The world is indeed rich. But poverty has been falling dramatically just about everywhere. In relative terms, fewer than 10% of humans live in extreme poverty today, versus more than 80% in the 1800s and more than 50% in the 1950s. Poverty is not only dropping like a stone in relative terms, it is also falling precipitously in absolute terms. The number of people living in extreme poverty has dropped by more than a third just in the past decade. If one statistic defines the past century, it is the unprecedented and unrelenting decline in poverty that human beings have enjoyed.
Not satisfied with simply getting the facts wrong, Pope Francis goes on to get the supposed explanation for the wrong facts wrong. According to him, poverty is rising “... because we have allowed the gap [between rich and poor] to widen to become the largest in history.” Yet, world income inequality has been falling as less developed countries catch up to developed countries.
The pope reveals his fundamental misunderstanding of economics when he cites Aristotle’s condemnation of financial speculation, wherein “money itself becomes productive, losing its true purpose which is to facilitate trade and production.” This is a misunderstanding shared by socialists from Karl Marx right up to Bernie Sanders.
Financial speculation is, without question, a benefit to society. Speculation is an activity through which risk is turned into goods and services. The reason the world has more food, safer drinking water, inexpensive cures for diseases that once killed millions, cheaper energy, cellular technology, and worldwide communication is because financial speculators took on risks that entrepreneurs and inventors couldn’t shoulder. In speculating, these financiers provided capital to markets that made its way to entrepreneurs and inventors, who brought new ideas to fruition. It is precisely because of this that humans today can feed, house, and clothe 10 times the number of people our forebears could support — and this at a standard of living so high that many of today’s poor live better than the middle class of just a century ago.
In railing against his erroneously identified reason for an erroneously identified problem, Pope Francis chastises government tax cuts for the rich. “Structures of sin today,” he says, “include repeated tax cuts for the richest people …” He names no specific governments, but there is little question that he means the United States.
Yet, here again, he gets his facts wrong. According to data from the Congressional Budget Office, an analysis of Americans’ incomes after taxes and transfers reveals that, on average, only the top 40% of income earners pay more in federal taxes than they receive back from the federal government — and this includes all federal taxes. For comparison, the average effective federal tax rate (i.e., total federal taxes paid divided by total income from all sources) for the top 1% of households is 33%, while the average middle-income household pays negative 3%.
In other words, the average middle-income household turns a profit in the U.S. tax code. U.S. taxes are this way because Americans have opted for a highly progressive income tax. Our taxes have become progressive enough that, by definition, any federal tax cut is a tax cut for the rich. On average, that’s the only group paying federal taxes at all.

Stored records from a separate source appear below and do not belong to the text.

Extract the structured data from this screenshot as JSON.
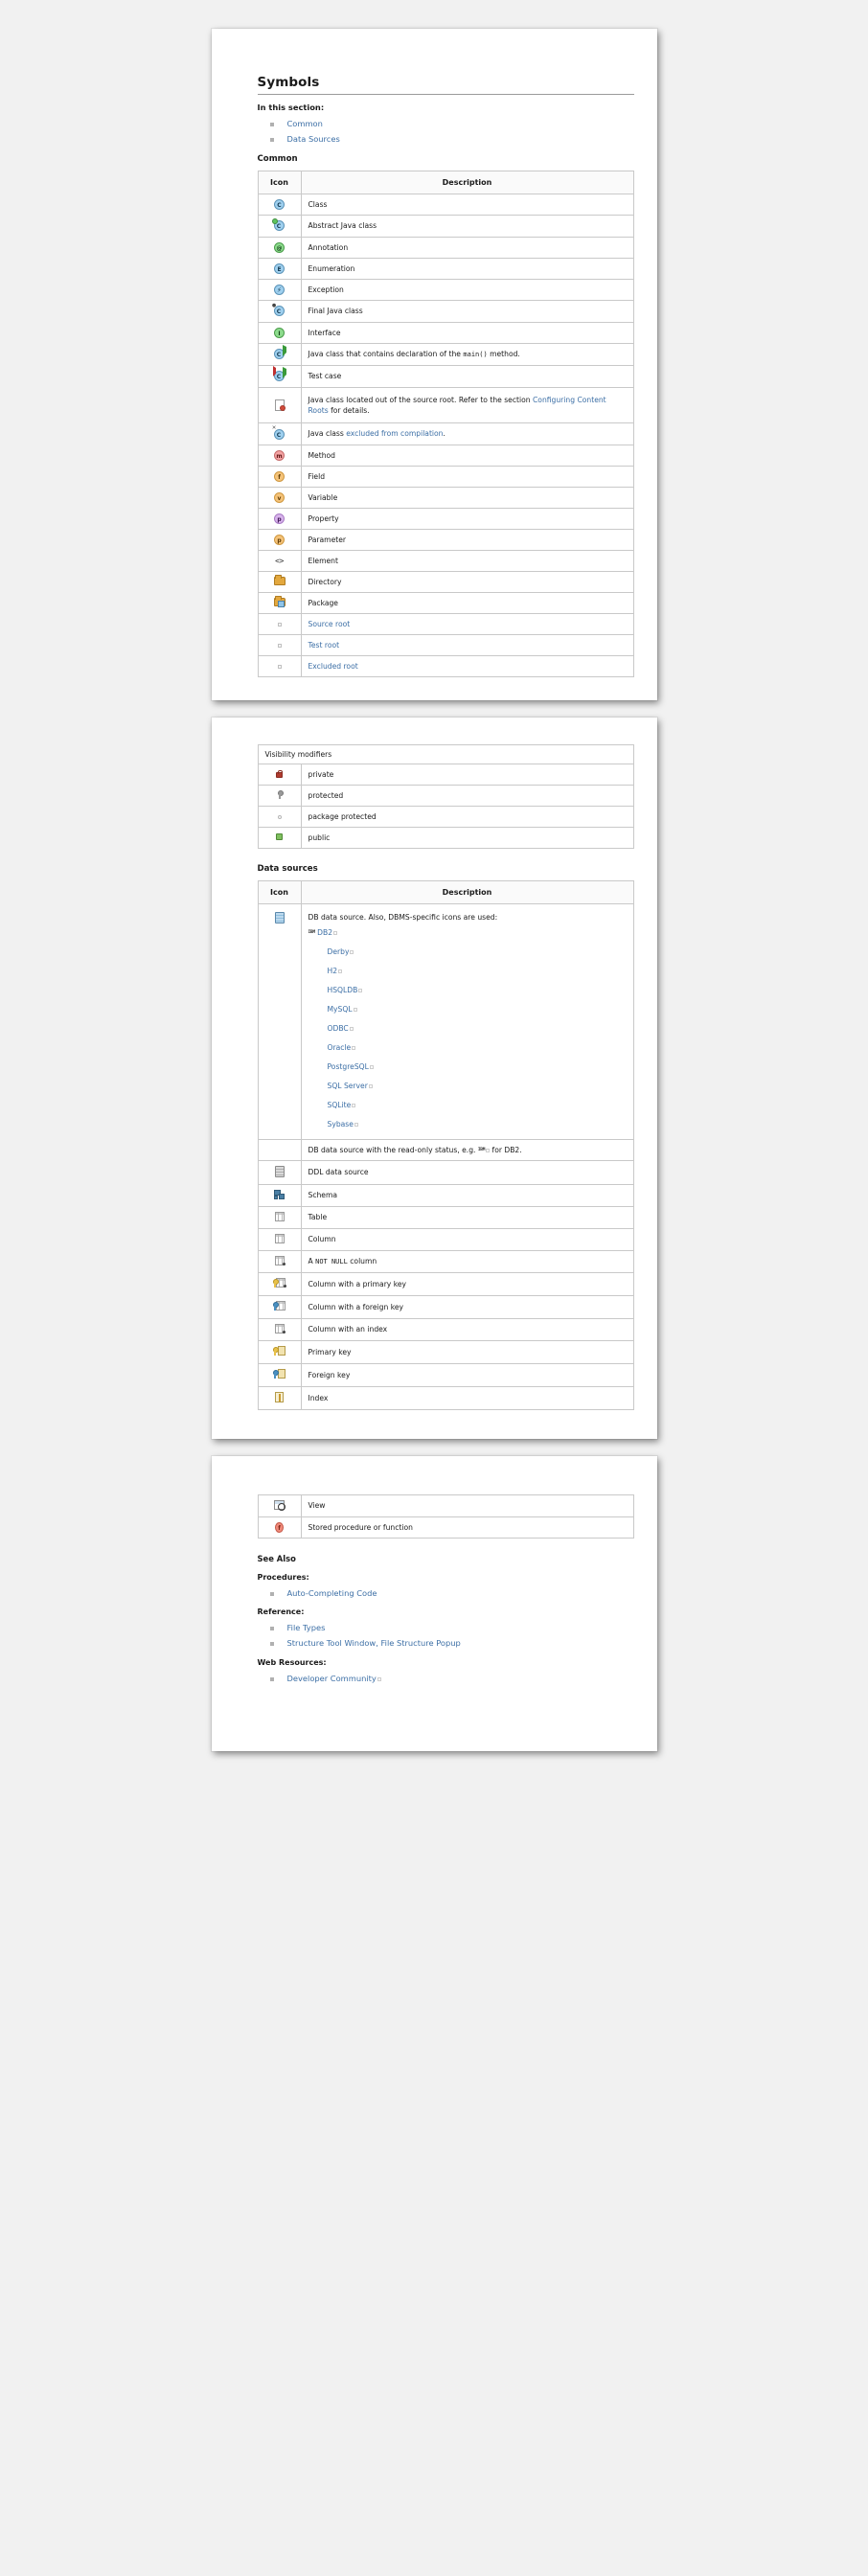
{
  "document": {
    "title": "Symbols",
    "intro_label": "In this section:",
    "toc": [
      {
        "label": "Common"
      },
      {
        "label": "Data Sources"
      }
    ]
  },
  "common_section": {
    "heading": "Common",
    "columns": {
      "icon": "Icon",
      "description": "Description"
    },
    "rows": [
      {
        "icon": "class-icon",
        "text": "Class"
      },
      {
        "icon": "abstract-java-class-icon",
        "text": "Abstract Java class"
      },
      {
        "icon": "annotation-icon",
        "text": "Annotation"
      },
      {
        "icon": "enumeration-icon",
        "text": "Enumeration"
      },
      {
        "icon": "exception-icon",
        "text": "Exception"
      },
      {
        "icon": "final-java-class-icon",
        "text": "Final Java class"
      },
      {
        "icon": "interface-icon",
        "text": "Interface"
      },
      {
        "icon": "main-method-class-icon",
        "text_before": "Java class that contains declaration of the ",
        "code": "main()",
        "text_after": " method."
      },
      {
        "icon": "test-case-icon",
        "text": "Test case"
      },
      {
        "icon": "out-of-source-root-icon",
        "text_before": "Java class located out of the source root. Refer to the section ",
        "link": "Configuring Content Roots",
        "text_after": " for details."
      },
      {
        "icon": "excluded-from-compilation-icon",
        "text_before": "Java class ",
        "link": "excluded from compilation",
        "text_after": "."
      },
      {
        "icon": "method-icon",
        "text": "Method"
      },
      {
        "icon": "field-icon",
        "text": "Field"
      },
      {
        "icon": "variable-icon",
        "text": "Variable"
      },
      {
        "icon": "property-icon",
        "text": "Property"
      },
      {
        "icon": "parameter-icon",
        "text": "Parameter"
      },
      {
        "icon": "element-icon",
        "text": "Element"
      },
      {
        "icon": "directory-icon",
        "text": "Directory"
      },
      {
        "icon": "package-icon",
        "text": "Package"
      },
      {
        "icon": "source-root-icon",
        "link": "Source root"
      },
      {
        "icon": "test-root-icon",
        "link": "Test root"
      },
      {
        "icon": "excluded-root-icon",
        "link": "Excluded root"
      }
    ],
    "visibility_group_label": "Visibility modifiers",
    "visibility_rows": [
      {
        "icon": "private-lock-icon",
        "text": "private"
      },
      {
        "icon": "protected-key-icon",
        "text": "protected"
      },
      {
        "icon": "package-protected-icon",
        "text": "package protected"
      },
      {
        "icon": "public-icon",
        "text": "public"
      }
    ]
  },
  "data_sources_section": {
    "heading": "Data sources",
    "columns": {
      "icon": "Icon",
      "description": "Description"
    },
    "db_row": {
      "icon": "db-data-source-icon",
      "text": "DB data source. Also, DBMS-specific icons are used:",
      "vendors": [
        {
          "label": "DB2",
          "prefix": "IBM"
        },
        {
          "label": "Derby"
        },
        {
          "label": "H2"
        },
        {
          "label": "HSQLDB"
        },
        {
          "label": "MySQL"
        },
        {
          "label": "ODBC"
        },
        {
          "label": "Oracle"
        },
        {
          "label": "PostgreSQL"
        },
        {
          "label": "SQL Server"
        },
        {
          "label": "SQLite"
        },
        {
          "label": "Sybase"
        }
      ]
    },
    "readonly_row": {
      "text_before": "DB data source with the read-only status, e.g. ",
      "badge": "IBM",
      "text_after": " for DB2."
    },
    "rows": [
      {
        "icon": "ddl-data-source-icon",
        "text": "DDL data source"
      },
      {
        "icon": "schema-icon",
        "text": "Schema"
      },
      {
        "icon": "table-icon",
        "text": "Table"
      },
      {
        "icon": "column-icon",
        "text": "Column"
      },
      {
        "icon": "not-null-column-icon",
        "text_before": "A ",
        "code": "NOT NULL",
        "text_after": " column"
      },
      {
        "icon": "column-primary-key-icon",
        "text": "Column with a primary key"
      },
      {
        "icon": "column-foreign-key-icon",
        "text": "Column with a foreign key"
      },
      {
        "icon": "column-index-icon",
        "text": "Column with an index"
      },
      {
        "icon": "primary-key-icon",
        "text": "Primary key"
      },
      {
        "icon": "foreign-key-icon",
        "text": "Foreign key"
      },
      {
        "icon": "index-icon",
        "text": "Index"
      },
      {
        "icon": "view-icon",
        "text": "View"
      },
      {
        "icon": "stored-procedure-icon",
        "text": "Stored procedure or function"
      }
    ]
  },
  "see_also": {
    "heading": "See Also",
    "groups": [
      {
        "label": "Procedures:",
        "links": [
          "Auto-Completing Code"
        ]
      },
      {
        "label": "Reference:",
        "links": [
          "File Types",
          "Structure Tool Window, File Structure Popup"
        ]
      },
      {
        "label": "Web Resources:",
        "links": [
          "Developer Community"
        ]
      }
    ]
  },
  "colors": {
    "link": "#3b6ea5",
    "border": "#c9c9c9",
    "page_bg": "#ffffff",
    "viewer_bg": "#f1f1f1"
  }
}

So here we have Pope Francis, misdiagnosing economic problems and recommending the wrong cures. The past century proves that the poor are not becoming more numerous. Indeed, extreme poverty has been nearly eradicated over the past 100 years. The next century will doubtlessly see further gains, regardless of whether a pope can see them for what they are. But to the extent that this pope cannot see the obvious truth right before him, he cannot be a force for making things better, and might actually become a force for making things worse.
Antony Davies is an associate professor of economics at Duquesne University. James R. Harrigan is the managing director of the Center for the Philosophy of Freedom at the University of Arizona. They host the weekly podcast, Words & Numbers.